===== Records provided =====
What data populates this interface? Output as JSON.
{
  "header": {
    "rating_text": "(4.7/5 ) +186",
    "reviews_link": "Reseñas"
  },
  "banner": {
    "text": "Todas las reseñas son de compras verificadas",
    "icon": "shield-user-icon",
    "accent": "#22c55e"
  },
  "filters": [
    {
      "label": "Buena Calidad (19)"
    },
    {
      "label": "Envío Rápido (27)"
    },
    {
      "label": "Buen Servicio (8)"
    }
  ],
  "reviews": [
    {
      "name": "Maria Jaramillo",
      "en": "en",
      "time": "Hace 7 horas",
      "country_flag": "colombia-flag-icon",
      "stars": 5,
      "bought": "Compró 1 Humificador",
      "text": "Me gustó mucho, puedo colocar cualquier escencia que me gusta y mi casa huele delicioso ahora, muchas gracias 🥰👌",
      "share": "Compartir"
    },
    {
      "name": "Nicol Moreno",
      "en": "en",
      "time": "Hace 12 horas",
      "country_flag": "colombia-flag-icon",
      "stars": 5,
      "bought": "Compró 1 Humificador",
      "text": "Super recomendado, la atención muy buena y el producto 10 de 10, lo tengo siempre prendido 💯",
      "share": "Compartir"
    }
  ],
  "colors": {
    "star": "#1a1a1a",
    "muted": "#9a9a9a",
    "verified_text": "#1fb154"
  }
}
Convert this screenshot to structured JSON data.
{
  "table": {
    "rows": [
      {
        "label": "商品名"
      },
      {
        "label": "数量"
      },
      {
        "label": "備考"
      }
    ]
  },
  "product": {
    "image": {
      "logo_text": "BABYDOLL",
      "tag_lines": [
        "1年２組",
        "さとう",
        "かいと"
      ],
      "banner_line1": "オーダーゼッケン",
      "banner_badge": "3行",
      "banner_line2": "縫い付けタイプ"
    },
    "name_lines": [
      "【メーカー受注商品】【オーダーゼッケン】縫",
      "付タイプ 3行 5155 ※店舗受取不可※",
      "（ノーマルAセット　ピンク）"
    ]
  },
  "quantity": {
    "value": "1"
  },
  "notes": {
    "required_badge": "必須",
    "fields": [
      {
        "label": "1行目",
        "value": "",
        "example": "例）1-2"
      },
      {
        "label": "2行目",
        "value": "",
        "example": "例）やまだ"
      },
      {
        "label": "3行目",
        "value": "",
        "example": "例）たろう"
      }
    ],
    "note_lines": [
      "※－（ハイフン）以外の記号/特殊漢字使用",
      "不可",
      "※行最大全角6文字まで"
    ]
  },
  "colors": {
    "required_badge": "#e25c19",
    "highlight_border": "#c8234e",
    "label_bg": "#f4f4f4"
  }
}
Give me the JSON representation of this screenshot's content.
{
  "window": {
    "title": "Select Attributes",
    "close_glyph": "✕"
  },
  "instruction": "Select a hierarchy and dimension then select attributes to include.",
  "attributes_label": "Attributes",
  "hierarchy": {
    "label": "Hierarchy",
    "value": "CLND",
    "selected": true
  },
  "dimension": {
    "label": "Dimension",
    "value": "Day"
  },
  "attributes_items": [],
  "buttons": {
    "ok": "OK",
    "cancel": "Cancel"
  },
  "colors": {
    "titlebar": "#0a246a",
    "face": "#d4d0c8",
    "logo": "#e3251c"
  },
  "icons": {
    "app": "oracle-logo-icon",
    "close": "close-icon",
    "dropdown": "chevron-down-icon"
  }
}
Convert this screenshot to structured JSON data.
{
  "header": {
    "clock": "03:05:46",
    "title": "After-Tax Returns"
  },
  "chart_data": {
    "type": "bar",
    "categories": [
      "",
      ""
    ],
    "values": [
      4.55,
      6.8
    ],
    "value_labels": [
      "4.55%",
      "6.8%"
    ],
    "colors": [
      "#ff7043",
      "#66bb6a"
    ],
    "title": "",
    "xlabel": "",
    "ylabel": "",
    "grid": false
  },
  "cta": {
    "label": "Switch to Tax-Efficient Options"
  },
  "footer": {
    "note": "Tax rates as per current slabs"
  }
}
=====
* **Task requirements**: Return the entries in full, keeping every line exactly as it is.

* **Exercise answer**:
What data populates this interface? Output as JSON.
{
  "header": {
    "rating_text": "(4.7/5 ) +186",
    "reviews_link": "Reseñas"
  },
  "banner": {
    "text": "Todas las reseñas son de compras verificadas",
    "icon": "shield-user-icon",
    "accent": "#22c55e"
  },
  "filters": [
    {
      "label": "Buena Calidad (19)"
    },
    {
      "label": "Envío Rápido (27)"
    },
    {
      "label": "Buen Servicio (8)"
    }
  ],
  "reviews": [
    {
      "name": "Maria Jaramillo",
      "en": "en",
      "time": "Hace 7 horas",
      "country_flag": "colombia-flag-icon",
      "stars": 5,
      "bought": "Compró 1 Humificador",
      "text": "Me gustó mucho, puedo colocar cualquier escencia que me gusta y mi casa huele delicioso ahora, muchas gracias 🥰👌",
      "share": "Compartir"
    },
    {
      "name": "Nicol Moreno",
      "en": "en",
      "time": "Hace 12 horas",
      "country_flag": "colombia-flag-icon",
      "stars": 5,
      "bought": "Compró 1 Humificador",
      "text": "Super recomendado, la atención muy buena y el producto 10 de 10, lo tengo siempre prendido 💯",
      "share": "Compartir"
    }
  ],
  "colors": {
    "star": "#1a1a1a",
    "muted": "#9a9a9a",
    "verified_text": "#1fb154"
  }
}
Convert this screenshot to structured JSON data.
{
  "table": {
    "rows": [
      {
        "label": "商品名"
      },
      {
        "label": "数量"
      },
      {
        "label": "備考"
      }
    ]
  },
  "product": {
    "image": {
      "logo_text": "BABYDOLL",
      "tag_lines": [
        "1年２組",
        "さとう",
        "かいと"
      ],
      "banner_line1": "オーダーゼッケン",
      "banner_badge": "3行",
      "banner_line2": "縫い付けタイプ"
    },
    "name_lines": [
      "【メーカー受注商品】【オーダーゼッケン】縫",
      "付タイプ 3行 5155 ※店舗受取不可※",
      "（ノーマルAセット　ピンク）"
    ]
  },
  "quantity": {
    "value": "1"
  },
  "notes": {
    "required_badge": "必須",
    "fields": [
      {
        "label": "1行目",
        "value": "",
        "example": "例）1-2"
      },
      {
        "label": "2行目",
        "value": "",
        "example": "例）やまだ"
      },
      {
        "label": "3行目",
        "value": "",
        "example": "例）たろう"
      }
    ],
    "note_lines": [
      "※－（ハイフン）以外の記号/特殊漢字使用",
      "不可",
      "※行最大全角6文字まで"
    ]
  },
  "colors": {
    "required_badge": "#e25c19",
    "highlight_border": "#c8234e",
    "label_bg": "#f4f4f4"
  }
}
Give me the JSON representation of this screenshot's content.
{
  "window": {
    "title": "Select Attributes",
    "close_glyph": "✕"
  },
  "instruction": "Select a hierarchy and dimension then select attributes to include.",
  "attributes_label": "Attributes",
  "hierarchy": {
    "label": "Hierarchy",
    "value": "CLND",
    "selected": true
  },
  "dimension": {
    "label": "Dimension",
    "value": "Day"
  },
  "attributes_items": [],
  "buttons": {
    "ok": "OK",
    "cancel": "Cancel"
  },
  "colors": {
    "titlebar": "#0a246a",
    "face": "#d4d0c8",
    "logo": "#e3251c"
  },
  "icons": {
    "app": "oracle-logo-icon",
    "close": "close-icon",
    "dropdown": "chevron-down-icon"
  }
}
Convert this screenshot to structured JSON data.
{
  "header": {
    "clock": "03:05:46",
    "title": "After-Tax Returns"
  },
  "chart_data": {
    "type": "bar",
    "categories": [
      "",
      ""
    ],
    "values": [
      4.55,
      6.8
    ],
    "value_labels": [
      "4.55%",
      "6.8%"
    ],
    "colors": [
      "#ff7043",
      "#66bb6a"
    ],
    "title": "",
    "xlabel": "",
    "ylabel": "",
    "grid": false
  },
  "cta": {
    "label": "Switch to Tax-Efficient Options"
  },
  "footer": {
    "note": "Tax rates as per current slabs"
  }
}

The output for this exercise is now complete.